HOW TO COMPLETE THIS TASK: Each record below is to be set down again precisely.
#####
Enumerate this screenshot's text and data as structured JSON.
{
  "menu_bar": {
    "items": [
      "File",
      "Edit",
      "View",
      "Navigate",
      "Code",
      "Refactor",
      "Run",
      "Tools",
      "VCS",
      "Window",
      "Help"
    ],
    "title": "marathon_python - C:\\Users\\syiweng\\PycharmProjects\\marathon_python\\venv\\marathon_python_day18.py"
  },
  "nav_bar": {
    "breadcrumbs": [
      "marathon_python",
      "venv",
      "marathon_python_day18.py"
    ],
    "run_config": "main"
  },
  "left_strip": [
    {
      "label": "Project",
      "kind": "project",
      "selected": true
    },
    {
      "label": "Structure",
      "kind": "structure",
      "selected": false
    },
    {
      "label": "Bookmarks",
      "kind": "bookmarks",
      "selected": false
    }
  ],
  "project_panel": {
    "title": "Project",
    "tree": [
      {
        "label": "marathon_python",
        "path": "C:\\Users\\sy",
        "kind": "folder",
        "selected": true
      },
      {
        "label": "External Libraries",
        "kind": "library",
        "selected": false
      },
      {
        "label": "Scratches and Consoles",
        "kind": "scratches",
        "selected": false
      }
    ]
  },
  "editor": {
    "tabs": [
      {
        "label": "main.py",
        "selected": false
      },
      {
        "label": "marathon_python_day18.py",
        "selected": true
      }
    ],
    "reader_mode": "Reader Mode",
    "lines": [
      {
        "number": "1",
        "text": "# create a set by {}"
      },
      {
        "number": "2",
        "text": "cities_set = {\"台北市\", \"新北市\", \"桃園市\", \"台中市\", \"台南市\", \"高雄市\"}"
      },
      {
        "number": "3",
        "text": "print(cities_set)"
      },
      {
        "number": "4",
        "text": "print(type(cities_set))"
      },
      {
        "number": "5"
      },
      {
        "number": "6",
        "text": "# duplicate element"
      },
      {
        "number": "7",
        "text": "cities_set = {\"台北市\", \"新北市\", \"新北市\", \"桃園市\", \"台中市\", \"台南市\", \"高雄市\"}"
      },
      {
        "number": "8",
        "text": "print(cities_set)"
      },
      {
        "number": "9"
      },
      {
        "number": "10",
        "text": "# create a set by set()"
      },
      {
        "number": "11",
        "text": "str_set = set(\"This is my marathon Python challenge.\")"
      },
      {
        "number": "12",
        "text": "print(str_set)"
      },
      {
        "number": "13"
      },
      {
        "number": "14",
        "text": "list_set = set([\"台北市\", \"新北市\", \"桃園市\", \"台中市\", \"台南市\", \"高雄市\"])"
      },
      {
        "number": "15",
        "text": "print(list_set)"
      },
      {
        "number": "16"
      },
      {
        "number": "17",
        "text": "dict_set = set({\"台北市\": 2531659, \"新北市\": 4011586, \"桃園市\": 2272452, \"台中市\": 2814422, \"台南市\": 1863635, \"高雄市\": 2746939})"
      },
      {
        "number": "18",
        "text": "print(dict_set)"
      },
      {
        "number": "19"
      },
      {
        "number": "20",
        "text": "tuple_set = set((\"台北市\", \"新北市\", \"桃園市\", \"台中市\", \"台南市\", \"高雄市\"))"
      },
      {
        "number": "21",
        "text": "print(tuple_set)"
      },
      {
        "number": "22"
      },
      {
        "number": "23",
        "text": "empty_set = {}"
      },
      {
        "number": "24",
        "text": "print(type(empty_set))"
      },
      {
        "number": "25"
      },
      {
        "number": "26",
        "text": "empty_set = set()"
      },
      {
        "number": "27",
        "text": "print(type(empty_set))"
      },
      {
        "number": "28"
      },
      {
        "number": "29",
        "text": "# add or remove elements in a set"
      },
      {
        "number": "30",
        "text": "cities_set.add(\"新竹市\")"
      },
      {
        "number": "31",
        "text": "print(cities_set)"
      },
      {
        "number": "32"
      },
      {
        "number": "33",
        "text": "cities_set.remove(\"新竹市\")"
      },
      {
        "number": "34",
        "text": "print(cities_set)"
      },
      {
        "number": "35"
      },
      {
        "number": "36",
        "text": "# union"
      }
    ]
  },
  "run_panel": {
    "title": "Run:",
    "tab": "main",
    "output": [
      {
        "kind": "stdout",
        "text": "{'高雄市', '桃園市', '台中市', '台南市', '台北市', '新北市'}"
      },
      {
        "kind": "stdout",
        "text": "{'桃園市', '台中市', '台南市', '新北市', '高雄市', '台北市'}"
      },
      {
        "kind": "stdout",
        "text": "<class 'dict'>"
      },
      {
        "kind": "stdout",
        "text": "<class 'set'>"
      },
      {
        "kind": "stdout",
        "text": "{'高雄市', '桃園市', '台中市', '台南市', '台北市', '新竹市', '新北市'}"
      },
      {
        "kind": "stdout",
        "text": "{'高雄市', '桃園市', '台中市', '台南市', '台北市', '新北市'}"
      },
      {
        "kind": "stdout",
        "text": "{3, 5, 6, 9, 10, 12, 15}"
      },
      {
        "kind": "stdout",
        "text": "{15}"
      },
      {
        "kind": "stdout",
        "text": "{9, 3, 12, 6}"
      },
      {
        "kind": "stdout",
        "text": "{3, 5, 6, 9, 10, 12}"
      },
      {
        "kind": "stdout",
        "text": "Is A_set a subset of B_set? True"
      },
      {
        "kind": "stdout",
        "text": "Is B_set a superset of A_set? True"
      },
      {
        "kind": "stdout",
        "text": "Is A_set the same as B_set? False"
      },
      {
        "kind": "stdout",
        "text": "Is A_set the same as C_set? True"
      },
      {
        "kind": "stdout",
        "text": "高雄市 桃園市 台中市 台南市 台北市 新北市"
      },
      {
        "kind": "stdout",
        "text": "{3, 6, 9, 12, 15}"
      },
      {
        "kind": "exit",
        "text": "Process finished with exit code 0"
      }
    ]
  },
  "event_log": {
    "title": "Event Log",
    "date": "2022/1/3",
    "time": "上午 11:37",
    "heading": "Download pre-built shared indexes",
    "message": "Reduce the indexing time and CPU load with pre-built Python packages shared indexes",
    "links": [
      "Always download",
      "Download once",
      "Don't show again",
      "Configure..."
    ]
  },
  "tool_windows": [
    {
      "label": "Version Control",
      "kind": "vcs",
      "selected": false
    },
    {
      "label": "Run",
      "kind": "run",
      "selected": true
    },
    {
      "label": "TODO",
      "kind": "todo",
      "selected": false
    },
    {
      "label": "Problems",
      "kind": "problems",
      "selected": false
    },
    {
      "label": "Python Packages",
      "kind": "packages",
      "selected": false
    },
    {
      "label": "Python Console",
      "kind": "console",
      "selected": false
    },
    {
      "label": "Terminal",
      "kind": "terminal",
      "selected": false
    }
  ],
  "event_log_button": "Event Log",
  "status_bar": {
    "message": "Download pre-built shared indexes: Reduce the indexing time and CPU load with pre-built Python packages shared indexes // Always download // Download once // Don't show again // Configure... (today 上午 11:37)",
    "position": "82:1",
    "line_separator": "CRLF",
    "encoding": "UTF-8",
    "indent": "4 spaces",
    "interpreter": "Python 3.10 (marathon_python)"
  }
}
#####
WRITTEN SOLUTION:
Enumerate this screenshot's text and data as structured JSON.
{
  "menu_bar": {
    "items": [
      "File",
      "Edit",
      "View",
      "Navigate",
      "Code",
      "Refactor",
      "Run",
      "Tools",
      "VCS",
      "Window",
      "Help"
    ],
    "title": "marathon_python - C:\\Users\\syiweng\\PycharmProjects\\marathon_python\\venv\\marathon_python_day18.py"
  },
  "nav_bar": {
    "breadcrumbs": [
      "marathon_python",
      "venv",
      "marathon_python_day18.py"
    ],
    "run_config": "main"
  },
  "left_strip": [
    {
      "label": "Project",
      "kind": "project",
      "selected": true
    },
    {
      "label": "Structure",
      "kind": "structure",
      "selected": false
    },
    {
      "label": "Bookmarks",
      "kind": "bookmarks",
      "selected": false
    }
  ],
  "project_panel": {
    "title": "Project",
    "tree": [
      {
        "label": "marathon_python",
        "path": "C:\\Users\\sy",
        "kind": "folder",
        "selected": true
      },
      {
        "label": "External Libraries",
        "kind": "library",
        "selected": false
      },
      {
        "label": "Scratches and Consoles",
        "kind": "scratches",
        "selected": false
      }
    ]
  },
  "editor": {
    "tabs": [
      {
        "label": "main.py",
        "selected": false
      },
      {
        "label": "marathon_python_day18.py",
        "selected": true
      }
    ],
    "reader_mode": "Reader Mode",
    "lines": [
      {
        "number": "1",
        "text": "# create a set by {}"
      },
      {
        "number": "2",
        "text": "cities_set = {\"台北市\", \"新北市\", \"桃園市\", \"台中市\", \"台南市\", \"高雄市\"}"
      },
      {
        "number": "3",
        "text": "print(cities_set)"
      },
      {
        "number": "4",
        "text": "print(type(cities_set))"
      },
      {
        "number": "5"
      },
      {
        "number": "6",
        "text": "# duplicate element"
      },
      {
        "number": "7",
        "text": "cities_set = {\"台北市\", \"新北市\", \"新北市\", \"桃園市\", \"台中市\", \"台南市\", \"高雄市\"}"
      },
      {
        "number": "8",
        "text": "print(cities_set)"
      },
      {
        "number": "9"
      },
      {
        "number": "10",
        "text": "# create a set by set()"
      },
      {
        "number": "11",
        "text": "str_set = set(\"This is my marathon Python challenge.\")"
      },
      {
        "number": "12",
        "text": "print(str_set)"
      },
      {
        "number": "13"
      },
      {
        "number": "14",
        "text": "list_set = set([\"台北市\", \"新北市\", \"桃園市\", \"台中市\", \"台南市\", \"高雄市\"])"
      },
      {
        "number": "15",
        "text": "print(list_set)"
      },
      {
        "number": "16"
      },
      {
        "number": "17",
        "text": "dict_set = set({\"台北市\": 2531659, \"新北市\": 4011586, \"桃園市\": 2272452, \"台中市\": 2814422, \"台南市\": 1863635, \"高雄市\": 2746939})"
      },
      {
        "number": "18",
        "text": "print(dict_set)"
      },
      {
        "number": "19"
      },
      {
        "number": "20",
        "text": "tuple_set = set((\"台北市\", \"新北市\", \"桃園市\", \"台中市\", \"台南市\", \"高雄市\"))"
      },
      {
        "number": "21",
        "text": "print(tuple_set)"
      },
      {
        "number": "22"
      },
      {
        "number": "23",
        "text": "empty_set = {}"
      },
      {
        "number": "24",
        "text": "print(type(empty_set))"
      },
      {
        "number": "25"
      },
      {
        "number": "26",
        "text": "empty_set = set()"
      },
      {
        "number": "27",
        "text": "print(type(empty_set))"
      },
      {
        "number": "28"
      },
      {
        "number": "29",
        "text": "# add or remove elements in a set"
      },
      {
        "number": "30",
        "text": "cities_set.add(\"新竹市\")"
      },
      {
        "number": "31",
        "text": "print(cities_set)"
      },
      {
        "number": "32"
      },
      {
        "number": "33",
        "text": "cities_set.remove(\"新竹市\")"
      },
      {
        "number": "34",
        "text": "print(cities_set)"
      },
      {
        "number": "35"
      },
      {
        "number": "36",
        "text": "# union"
      }
    ]
  },
  "run_panel": {
    "title": "Run:",
    "tab": "main",
    "output": [
      {
        "kind": "stdout",
        "text": "{'高雄市', '桃園市', '台中市', '台南市', '台北市', '新北市'}"
      },
      {
        "kind": "stdout",
        "text": "{'桃園市', '台中市', '台南市', '新北市', '高雄市', '台北市'}"
      },
      {
        "kind": "stdout",
        "text": "<class 'dict'>"
      },
      {
        "kind": "stdout",
        "text": "<class 'set'>"
      },
      {
        "kind": "stdout",
        "text": "{'高雄市', '桃園市', '台中市', '台南市', '台北市', '新竹市', '新北市'}"
      },
      {
        "kind": "stdout",
        "text": "{'高雄市', '桃園市', '台中市', '台南市', '台北市', '新北市'}"
      },
      {
        "kind": "stdout",
        "text": "{3, 5, 6, 9, 10, 12, 15}"
      },
      {
        "kind": "stdout",
        "text": "{15}"
      },
      {
        "kind": "stdout",
        "text": "{9, 3, 12, 6}"
      },
      {
        "kind": "stdout",
        "text": "{3, 5, 6, 9, 10, 12}"
      },
      {
        "kind": "stdout",
        "text": "Is A_set a subset of B_set? True"
      },
      {
        "kind": "stdout",
        "text": "Is B_set a superset of A_set? True"
      },
      {
        "kind": "stdout",
        "text": "Is A_set the same as B_set? False"
      },
      {
        "kind": "stdout",
        "text": "Is A_set the same as C_set? True"
      },
      {
        "kind": "stdout",
        "text": "高雄市 桃園市 台中市 台南市 台北市 新北市"
      },
      {
        "kind": "stdout",
        "text": "{3, 6, 9, 12, 15}"
      },
      {
        "kind": "exit",
        "text": "Process finished with exit code 0"
      }
    ]
  },
  "event_log": {
    "title": "Event Log",
    "date": "2022/1/3",
    "time": "上午 11:37",
    "heading": "Download pre-built shared indexes",
    "message": "Reduce the indexing time and CPU load with pre-built Python packages shared indexes",
    "links": [
      "Always download",
      "Download once",
      "Don't show again",
      "Configure..."
    ]
  },
  "tool_windows": [
    {
      "label": "Version Control",
      "kind": "vcs",
      "selected": false
    },
    {
      "label": "Run",
      "kind": "run",
      "selected": true
    },
    {
      "label": "TODO",
      "kind": "todo",
      "selected": false
    },
    {
      "label": "Problems",
      "kind": "problems",
      "selected": false
    },
    {
      "label": "Python Packages",
      "kind": "packages",
      "selected": false
    },
    {
      "label": "Python Console",
      "kind": "console",
      "selected": false
    },
    {
      "label": "Terminal",
      "kind": "terminal",
      "selected": false
    }
  ],
  "event_log_button": "Event Log",
  "status_bar": {
    "message": "Download pre-built shared indexes: Reduce the indexing time and CPU load with pre-built Python packages shared indexes // Always download // Download once // Don't show again // Configure... (today 上午 11:37)",
    "position": "82:1",
    "line_separator": "CRLF",
    "encoding": "UTF-8",
    "indent": "4 spaces",
    "interpreter": "Python 3.10 (marathon_python)"
  }
}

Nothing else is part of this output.